The resurrection was so important to the early church because it is the essence of the gospel. Paul calls the gospel “of first importance what I also received: that Christ died for our sins in accordance with the Scriptures, that he was buried, that he was raised on the third day in accordance with the Scriptures, and that he appeared to Cephas, then to the twelve. Then he appeared to more than five hundred brothers at one time, most of whom are still alive, though some have fallen asleep” (1 Cor 15:3-6). This was so important that within three to eight years after His death, Apostle’s Creed was created with the intent of protecting these eye witness’s accounts and codifying their testimonies accurately, both for present and future generations. Jude wrote “I found it necessary to write appealing to you to contend for the faith that was once for all delivered to the saints” (Jude 1: 3), so even in the church’s infancy, they were already contending for the original gospel (1 Cor 15:3-6). Paul told Timothy he must “Fight the good fight of the faith” (1st Tim 6:12), because so many were preaching another gospel and not the one Jesus delivered.
Within a few years, some churches had already been infiltrated with the Gnostics who felt it was only through knowledge that one could be saved, and it was only for a select few, however the Creed announces to everyone publicly that the only way we can be saved is through Jesus Christ (John 6:44) and the free gift of eternal life (Eph 2:8-9). The Creed has grown in the last two thousand years, but its basic tenets have not changed much. If it has grown, it has only grown to resist the plethora of unsound doctrines floating around out there. It should act as a hedge against heresy and other (false) gospels. The Creed was not written from a blind-faith perspective or formulated by suppositions. It was created by eye witnesses who had seen Jesus before His death and after His resurrection. Today, He sits at the right hand of the Father directing His church as its Head. The old saying holds true; most people would live for a lie, but few would die for one. Especially one that they knew was not true.
I have faith in God, but I did not come to believe on my own. I was dead in my sins and needed quickening by God’s Spirt, so I came believe, but only because God wanted me to believe. I have faith, but what is this faith I have?

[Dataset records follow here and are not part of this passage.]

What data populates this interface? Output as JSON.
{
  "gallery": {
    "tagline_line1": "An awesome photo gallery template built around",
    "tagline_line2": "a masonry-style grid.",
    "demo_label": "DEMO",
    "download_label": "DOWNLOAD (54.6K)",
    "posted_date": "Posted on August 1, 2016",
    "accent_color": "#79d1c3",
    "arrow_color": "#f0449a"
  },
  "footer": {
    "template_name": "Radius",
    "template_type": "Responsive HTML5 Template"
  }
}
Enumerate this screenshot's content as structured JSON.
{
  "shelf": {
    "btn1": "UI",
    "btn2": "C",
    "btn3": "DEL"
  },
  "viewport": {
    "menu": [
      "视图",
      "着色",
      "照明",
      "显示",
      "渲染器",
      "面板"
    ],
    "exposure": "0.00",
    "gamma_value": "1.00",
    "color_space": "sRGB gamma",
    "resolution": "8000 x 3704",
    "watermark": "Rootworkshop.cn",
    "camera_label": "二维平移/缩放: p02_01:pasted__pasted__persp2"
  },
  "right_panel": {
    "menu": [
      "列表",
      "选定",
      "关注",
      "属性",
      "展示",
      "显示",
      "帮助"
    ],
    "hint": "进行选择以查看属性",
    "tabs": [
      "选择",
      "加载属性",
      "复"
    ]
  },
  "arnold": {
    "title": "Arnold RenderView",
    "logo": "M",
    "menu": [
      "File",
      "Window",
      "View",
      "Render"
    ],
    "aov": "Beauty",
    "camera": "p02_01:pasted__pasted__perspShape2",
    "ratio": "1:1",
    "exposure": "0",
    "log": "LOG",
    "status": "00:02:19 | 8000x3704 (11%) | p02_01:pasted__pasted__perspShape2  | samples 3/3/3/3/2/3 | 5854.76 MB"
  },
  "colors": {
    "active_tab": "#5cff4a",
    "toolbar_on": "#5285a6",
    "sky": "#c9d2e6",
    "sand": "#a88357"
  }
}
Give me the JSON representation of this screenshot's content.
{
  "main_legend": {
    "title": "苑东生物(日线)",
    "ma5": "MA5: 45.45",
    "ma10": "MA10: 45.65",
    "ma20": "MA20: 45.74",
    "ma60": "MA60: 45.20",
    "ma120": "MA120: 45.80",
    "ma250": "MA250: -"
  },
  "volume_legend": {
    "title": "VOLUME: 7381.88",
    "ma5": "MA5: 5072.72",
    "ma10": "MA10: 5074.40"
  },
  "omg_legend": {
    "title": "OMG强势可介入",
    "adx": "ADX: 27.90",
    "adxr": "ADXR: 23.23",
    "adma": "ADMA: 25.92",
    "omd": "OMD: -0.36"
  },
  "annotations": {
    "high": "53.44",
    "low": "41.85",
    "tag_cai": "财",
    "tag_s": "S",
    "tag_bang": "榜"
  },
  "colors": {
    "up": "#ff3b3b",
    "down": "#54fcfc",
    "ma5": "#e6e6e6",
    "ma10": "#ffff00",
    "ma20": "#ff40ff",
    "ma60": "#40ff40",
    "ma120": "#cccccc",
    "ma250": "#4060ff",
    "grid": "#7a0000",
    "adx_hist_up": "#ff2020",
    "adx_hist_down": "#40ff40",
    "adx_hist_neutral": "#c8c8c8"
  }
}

God defines faith as “the assurance of things hoped for, the conviction of things not seen” (Heb 11:1). The Greek word used for “assurance” is hypostasis, and means “a setting, a place,” or “that which has a foundation,” and the Greek word (elegchos) used for conviction means, “a proof, that by which something is proven or a tested conviction.” Webster’s definition of faith seems perfectly fitting: Having an allegiance to duty or a person… loyalty, belief and trust in God, confidence in something or someone, so faith involves an act of the will. It is not blind faith, but faith that has assurance, is foundational, has inward and outward evidence, and has been proven by the person having such faith. For those things not seen (God), we have a foundational belief and overwhelming conviction of its truthfulness, so it’s not a hope-so faith, but a know-so faith…but that’s something only you can prove to be true. That’s my prayer for the reader. Pastor Jack